As you have probably figured out, with this being the age of information, there have become more and more ways to bring exposure to athletes. We can now use the internet to showcase skills of a player from half way around the world. But nothing beats an evaluation in person, which is why participating in showcases, and professional tryouts to develop a reputation among local professional scouts and other baseball institutions is very important.

There is a saying that if a particular player is good enough, or has the talent to play at the next level he will eventually be found, so there really isn’t much you need to do on your end to get signed or a scholarship.

WRONG

Assuming that you’re not a first round draft pick or player that’s heavily being scouted, you will have to take a certain amount of responsibility. For both parents and players.

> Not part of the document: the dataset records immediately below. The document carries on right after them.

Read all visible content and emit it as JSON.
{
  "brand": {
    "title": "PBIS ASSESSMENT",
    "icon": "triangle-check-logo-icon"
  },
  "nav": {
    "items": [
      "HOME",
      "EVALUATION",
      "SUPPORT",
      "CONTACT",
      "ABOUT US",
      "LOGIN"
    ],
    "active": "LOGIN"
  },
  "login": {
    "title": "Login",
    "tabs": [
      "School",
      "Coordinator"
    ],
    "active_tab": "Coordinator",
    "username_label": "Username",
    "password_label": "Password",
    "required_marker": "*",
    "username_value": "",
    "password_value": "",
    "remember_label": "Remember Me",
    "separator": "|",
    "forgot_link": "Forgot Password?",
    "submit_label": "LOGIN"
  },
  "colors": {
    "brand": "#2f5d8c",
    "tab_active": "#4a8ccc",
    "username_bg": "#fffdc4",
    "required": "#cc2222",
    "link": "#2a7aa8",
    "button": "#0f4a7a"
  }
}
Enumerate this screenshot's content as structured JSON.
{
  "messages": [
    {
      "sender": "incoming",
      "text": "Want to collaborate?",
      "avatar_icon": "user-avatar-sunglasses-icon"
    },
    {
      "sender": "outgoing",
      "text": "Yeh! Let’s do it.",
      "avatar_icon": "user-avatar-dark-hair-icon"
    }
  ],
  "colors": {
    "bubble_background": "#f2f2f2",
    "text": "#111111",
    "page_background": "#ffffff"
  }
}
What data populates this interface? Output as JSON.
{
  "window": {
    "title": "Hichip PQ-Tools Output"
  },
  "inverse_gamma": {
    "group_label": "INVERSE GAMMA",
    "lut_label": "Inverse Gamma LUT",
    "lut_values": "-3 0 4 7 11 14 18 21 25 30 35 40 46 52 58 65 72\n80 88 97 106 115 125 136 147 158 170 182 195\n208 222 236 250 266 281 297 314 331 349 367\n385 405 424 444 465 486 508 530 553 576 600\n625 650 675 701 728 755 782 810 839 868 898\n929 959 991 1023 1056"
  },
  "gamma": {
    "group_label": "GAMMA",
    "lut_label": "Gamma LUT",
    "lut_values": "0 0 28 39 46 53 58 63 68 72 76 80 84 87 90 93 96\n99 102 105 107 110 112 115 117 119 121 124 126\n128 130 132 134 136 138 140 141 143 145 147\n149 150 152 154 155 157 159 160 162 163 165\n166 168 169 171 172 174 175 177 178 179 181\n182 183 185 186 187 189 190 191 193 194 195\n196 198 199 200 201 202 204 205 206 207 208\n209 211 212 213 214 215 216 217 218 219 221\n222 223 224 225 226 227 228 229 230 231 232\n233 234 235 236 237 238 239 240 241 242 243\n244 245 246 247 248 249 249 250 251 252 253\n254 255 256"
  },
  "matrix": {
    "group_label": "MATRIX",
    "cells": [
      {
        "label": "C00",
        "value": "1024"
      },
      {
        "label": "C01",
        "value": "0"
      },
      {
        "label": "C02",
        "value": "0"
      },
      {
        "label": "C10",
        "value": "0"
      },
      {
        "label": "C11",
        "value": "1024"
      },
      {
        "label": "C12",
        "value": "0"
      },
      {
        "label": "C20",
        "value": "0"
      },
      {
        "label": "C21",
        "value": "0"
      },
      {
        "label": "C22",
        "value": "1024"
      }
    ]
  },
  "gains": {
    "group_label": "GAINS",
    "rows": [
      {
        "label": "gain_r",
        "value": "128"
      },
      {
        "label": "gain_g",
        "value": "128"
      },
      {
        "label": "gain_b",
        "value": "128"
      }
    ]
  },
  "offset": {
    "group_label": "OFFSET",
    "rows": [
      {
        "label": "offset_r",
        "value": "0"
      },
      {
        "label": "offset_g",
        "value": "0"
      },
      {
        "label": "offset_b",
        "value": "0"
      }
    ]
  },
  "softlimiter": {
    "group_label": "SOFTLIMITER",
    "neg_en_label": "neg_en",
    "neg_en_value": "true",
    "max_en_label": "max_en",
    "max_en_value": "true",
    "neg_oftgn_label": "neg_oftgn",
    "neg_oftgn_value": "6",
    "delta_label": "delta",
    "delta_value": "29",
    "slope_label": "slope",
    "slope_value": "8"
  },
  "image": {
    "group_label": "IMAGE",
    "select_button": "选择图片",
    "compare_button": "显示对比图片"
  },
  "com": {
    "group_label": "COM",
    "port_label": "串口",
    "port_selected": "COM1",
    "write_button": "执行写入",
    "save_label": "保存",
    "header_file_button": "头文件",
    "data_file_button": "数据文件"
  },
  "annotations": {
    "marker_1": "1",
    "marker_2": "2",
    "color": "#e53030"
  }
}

It really does depend on what baseball institution you are apart of as well. It’s a simple fact that some schools and areas get scouted more heavily than other. It’s important as parent and baseball players to be aware of this.

It’s not uncommon for a very talented player to go under the radar. He may not of gotten the exposure required to play professionally or at a big school.

And though getting a baseball scholarship or signing a professional contract isnt an exact science3, there is a formula. It goes as follows.

Become familiar with the local colleges in the surrounding areas.
Have a general idea of expenses to attend college with or with a scholarship
Send letter of introduction to both JR colleges and four year colleges
Ask your coach to send letters on your behalf
Send fall, spring, and summer league schedules to local colleges and scouts
Play summer baseball( The extra at bats are priceless and bring large amounts of exposure)
Attend as many pro open tryouts as well as showcases( if you can afford it attend a winter break one as well)
Apply for other scholarships and grants that can be found here
Take act/sat
Register for the NCAA Clearing house( very very very important!!!!!!)

This may seem like a lot to do just to play a game, and it is. But believe me its worth it!!! The opportunity to play baseball for a college team along with an education, and or playing professionally is simply an invaluable experience. Just be aware that there are plenty of things you can do to make this happen so be pro-active!